MATERIAL FOR THIS TASK:

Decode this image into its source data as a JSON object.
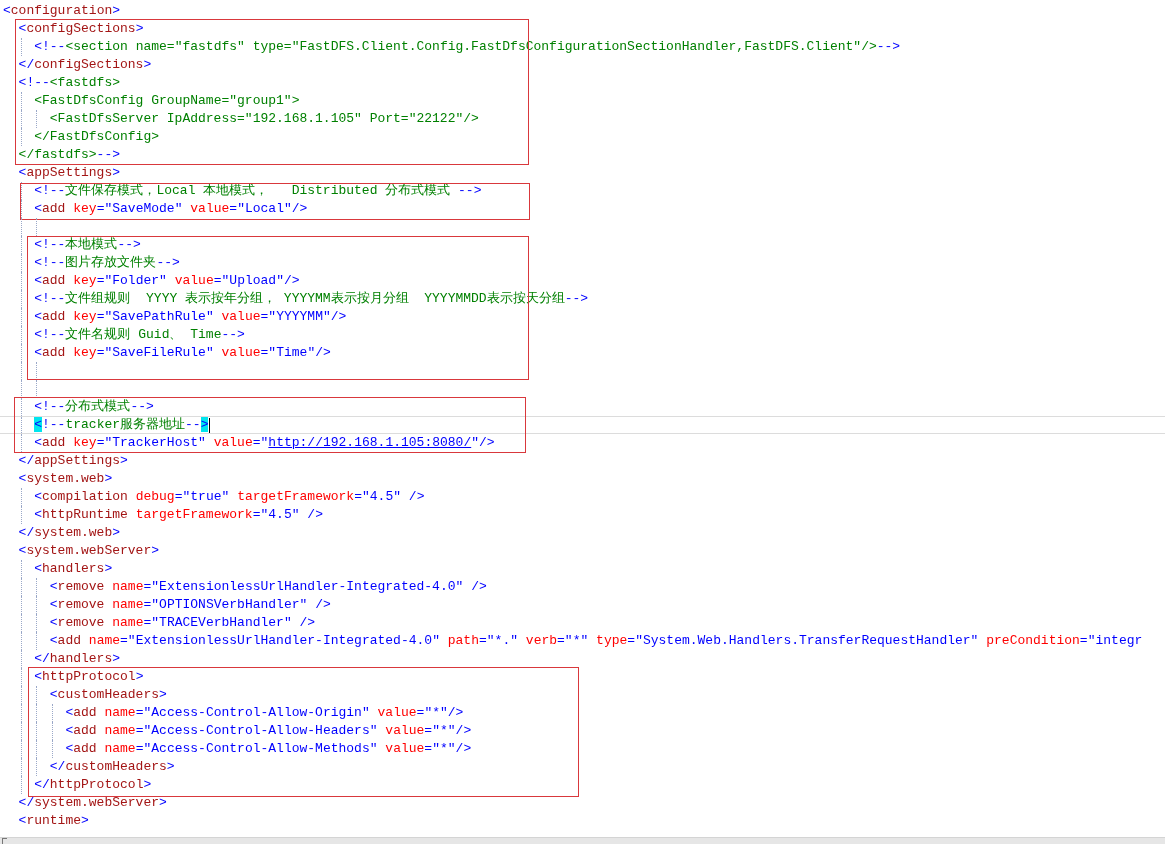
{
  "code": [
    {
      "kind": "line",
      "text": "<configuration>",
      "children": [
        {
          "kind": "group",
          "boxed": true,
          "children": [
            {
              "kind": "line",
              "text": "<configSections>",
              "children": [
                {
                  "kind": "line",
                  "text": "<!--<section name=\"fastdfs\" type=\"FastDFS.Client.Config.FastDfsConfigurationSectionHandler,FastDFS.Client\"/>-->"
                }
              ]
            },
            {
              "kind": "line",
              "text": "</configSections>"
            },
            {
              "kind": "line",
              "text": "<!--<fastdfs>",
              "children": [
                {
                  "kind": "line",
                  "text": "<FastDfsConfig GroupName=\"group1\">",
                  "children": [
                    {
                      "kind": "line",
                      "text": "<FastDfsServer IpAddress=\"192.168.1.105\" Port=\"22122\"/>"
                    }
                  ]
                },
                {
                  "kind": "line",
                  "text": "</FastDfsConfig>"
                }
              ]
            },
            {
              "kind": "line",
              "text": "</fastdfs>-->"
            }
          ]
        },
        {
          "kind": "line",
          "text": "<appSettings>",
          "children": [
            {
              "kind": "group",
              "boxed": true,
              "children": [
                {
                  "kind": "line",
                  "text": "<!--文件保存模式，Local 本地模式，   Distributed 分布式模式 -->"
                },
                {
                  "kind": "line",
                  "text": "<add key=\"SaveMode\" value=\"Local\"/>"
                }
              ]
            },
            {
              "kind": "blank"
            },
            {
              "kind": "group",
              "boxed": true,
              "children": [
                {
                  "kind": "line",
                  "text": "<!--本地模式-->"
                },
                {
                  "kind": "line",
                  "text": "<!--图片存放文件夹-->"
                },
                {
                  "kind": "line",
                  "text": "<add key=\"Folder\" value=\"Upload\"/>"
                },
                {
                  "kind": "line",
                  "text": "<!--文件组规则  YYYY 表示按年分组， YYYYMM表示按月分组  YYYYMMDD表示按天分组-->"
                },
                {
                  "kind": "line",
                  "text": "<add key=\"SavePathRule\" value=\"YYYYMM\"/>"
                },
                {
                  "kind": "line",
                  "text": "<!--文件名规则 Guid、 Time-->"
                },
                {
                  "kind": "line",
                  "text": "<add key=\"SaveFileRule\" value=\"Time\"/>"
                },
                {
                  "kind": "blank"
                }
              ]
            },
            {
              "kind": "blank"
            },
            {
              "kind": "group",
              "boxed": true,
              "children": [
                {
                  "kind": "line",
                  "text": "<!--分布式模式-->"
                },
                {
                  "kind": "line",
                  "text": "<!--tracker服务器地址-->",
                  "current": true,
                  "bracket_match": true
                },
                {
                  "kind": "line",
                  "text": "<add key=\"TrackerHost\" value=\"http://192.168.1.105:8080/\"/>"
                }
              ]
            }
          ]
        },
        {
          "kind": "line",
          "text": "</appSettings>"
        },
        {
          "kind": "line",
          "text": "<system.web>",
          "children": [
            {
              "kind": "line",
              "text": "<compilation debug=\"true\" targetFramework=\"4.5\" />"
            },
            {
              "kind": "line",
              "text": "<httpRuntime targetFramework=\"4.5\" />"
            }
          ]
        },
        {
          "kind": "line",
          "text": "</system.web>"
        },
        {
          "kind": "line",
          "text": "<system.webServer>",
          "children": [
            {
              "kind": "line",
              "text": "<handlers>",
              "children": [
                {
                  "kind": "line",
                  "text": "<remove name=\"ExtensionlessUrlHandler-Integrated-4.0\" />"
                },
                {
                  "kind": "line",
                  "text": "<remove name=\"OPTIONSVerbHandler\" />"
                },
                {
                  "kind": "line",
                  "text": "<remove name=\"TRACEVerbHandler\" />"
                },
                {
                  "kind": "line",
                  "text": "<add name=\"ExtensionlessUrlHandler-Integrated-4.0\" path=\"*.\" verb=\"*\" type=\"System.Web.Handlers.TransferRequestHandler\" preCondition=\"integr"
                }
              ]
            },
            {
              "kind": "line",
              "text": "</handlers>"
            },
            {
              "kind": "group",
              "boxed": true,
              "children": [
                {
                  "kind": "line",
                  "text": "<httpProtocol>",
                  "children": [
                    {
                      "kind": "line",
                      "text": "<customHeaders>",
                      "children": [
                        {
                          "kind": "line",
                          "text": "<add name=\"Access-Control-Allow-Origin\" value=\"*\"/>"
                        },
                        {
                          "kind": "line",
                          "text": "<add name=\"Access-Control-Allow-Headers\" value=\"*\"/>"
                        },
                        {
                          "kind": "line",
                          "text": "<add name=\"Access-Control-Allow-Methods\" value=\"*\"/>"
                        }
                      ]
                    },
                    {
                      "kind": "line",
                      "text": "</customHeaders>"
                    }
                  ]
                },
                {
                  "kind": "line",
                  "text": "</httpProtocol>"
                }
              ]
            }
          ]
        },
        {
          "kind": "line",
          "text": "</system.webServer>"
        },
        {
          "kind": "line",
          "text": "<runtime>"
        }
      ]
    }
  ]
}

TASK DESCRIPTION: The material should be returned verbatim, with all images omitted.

COMPLETED EXERCISE:
Decode this image into its source data as a JSON object.
{
  "code": [
    {
      "kind": "line",
      "text": "<configuration>",
      "children": [
        {
          "kind": "group",
          "boxed": true,
          "children": [
            {
              "kind": "line",
              "text": "<configSections>",
              "children": [
                {
                  "kind": "line",
                  "text": "<!--<section name=\"fastdfs\" type=\"FastDFS.Client.Config.FastDfsConfigurationSectionHandler,FastDFS.Client\"/>-->"
                }
              ]
            },
            {
              "kind": "line",
              "text": "</configSections>"
            },
            {
              "kind": "line",
              "text": "<!--<fastdfs>",
              "children": [
                {
                  "kind": "line",
                  "text": "<FastDfsConfig GroupName=\"group1\">",
                  "children": [
                    {
                      "kind": "line",
                      "text": "<FastDfsServer IpAddress=\"192.168.1.105\" Port=\"22122\"/>"
                    }
                  ]
                },
                {
                  "kind": "line",
                  "text": "</FastDfsConfig>"
                }
              ]
            },
            {
              "kind": "line",
              "text": "</fastdfs>-->"
            }
          ]
        },
        {
          "kind": "line",
          "text": "<appSettings>",
          "children": [
            {
              "kind": "group",
              "boxed": true,
              "children": [
                {
                  "kind": "line",
                  "text": "<!--文件保存模式，Local 本地模式，   Distributed 分布式模式 -->"
                },
                {
                  "kind": "line",
                  "text": "<add key=\"SaveMode\" value=\"Local\"/>"
                }
              ]
            },
            {
              "kind": "blank"
            },
            {
              "kind": "group",
              "boxed": true,
              "children": [
                {
                  "kind": "line",
                  "text": "<!--本地模式-->"
                },
                {
                  "kind": "line",
                  "text": "<!--图片存放文件夹-->"
                },
                {
                  "kind": "line",
                  "text": "<add key=\"Folder\" value=\"Upload\"/>"
                },
                {
                  "kind": "line",
                  "text": "<!--文件组规则  YYYY 表示按年分组， YYYYMM表示按月分组  YYYYMMDD表示按天分组-->"
                },
                {
                  "kind": "line",
                  "text": "<add key=\"SavePathRule\" value=\"YYYYMM\"/>"
                },
                {
                  "kind": "line",
                  "text": "<!--文件名规则 Guid、 Time-->"
                },
                {
                  "kind": "line",
                  "text": "<add key=\"SaveFileRule\" value=\"Time\"/>"
                },
                {
                  "kind": "blank"
                }
              ]
            },
            {
              "kind": "blank"
            },
            {
              "kind": "group",
              "boxed": true,
              "children": [
                {
                  "kind": "line",
                  "text": "<!--分布式模式-->"
                },
                {
                  "kind": "line",
                  "text": "<!--tracker服务器地址-->",
                  "current": true,
                  "bracket_match": true
                },
                {
                  "kind": "line",
                  "text": "<add key=\"TrackerHost\" value=\"http://192.168.1.105:8080/\"/>"
                }
              ]
            }
          ]
        },
        {
          "kind": "line",
          "text": "</appSettings>"
        },
        {
          "kind": "line",
          "text": "<system.web>",
          "children": [
            {
              "kind": "line",
              "text": "<compilation debug=\"true\" targetFramework=\"4.5\" />"
            },
            {
              "kind": "line",
              "text": "<httpRuntime targetFramework=\"4.5\" />"
            }
          ]
        },
        {
          "kind": "line",
          "text": "</system.web>"
        },
        {
          "kind": "line",
          "text": "<system.webServer>",
          "children": [
            {
              "kind": "line",
              "text": "<handlers>",
              "children": [
                {
                  "kind": "line",
                  "text": "<remove name=\"ExtensionlessUrlHandler-Integrated-4.0\" />"
                },
                {
                  "kind": "line",
                  "text": "<remove name=\"OPTIONSVerbHandler\" />"
                },
                {
                  "kind": "line",
                  "text": "<remove name=\"TRACEVerbHandler\" />"
                },
                {
                  "kind": "line",
                  "text": "<add name=\"ExtensionlessUrlHandler-Integrated-4.0\" path=\"*.\" verb=\"*\" type=\"System.Web.Handlers.TransferRequestHandler\" preCondition=\"integr"
                }
              ]
            },
            {
              "kind": "line",
              "text": "</handlers>"
            },
            {
              "kind": "group",
              "boxed": true,
              "children": [
                {
                  "kind": "line",
                  "text": "<httpProtocol>",
                  "children": [
                    {
                      "kind": "line",
                      "text": "<customHeaders>",
                      "children": [
                        {
                          "kind": "line",
                          "text": "<add name=\"Access-Control-Allow-Origin\" value=\"*\"/>"
                        },
                        {
                          "kind": "line",
                          "text": "<add name=\"Access-Control-Allow-Headers\" value=\"*\"/>"
                        },
                        {
                          "kind": "line",
                          "text": "<add name=\"Access-Control-Allow-Methods\" value=\"*\"/>"
                        }
                      ]
                    },
                    {
                      "kind": "line",
                      "text": "</customHeaders>"
                    }
                  ]
                },
                {
                  "kind": "line",
                  "text": "</httpProtocol>"
                }
              ]
            }
          ]
        },
        {
          "kind": "line",
          "text": "</system.webServer>"
        },
        {
          "kind": "line",
          "text": "<runtime>"
        }
      ]
    }
  ]
}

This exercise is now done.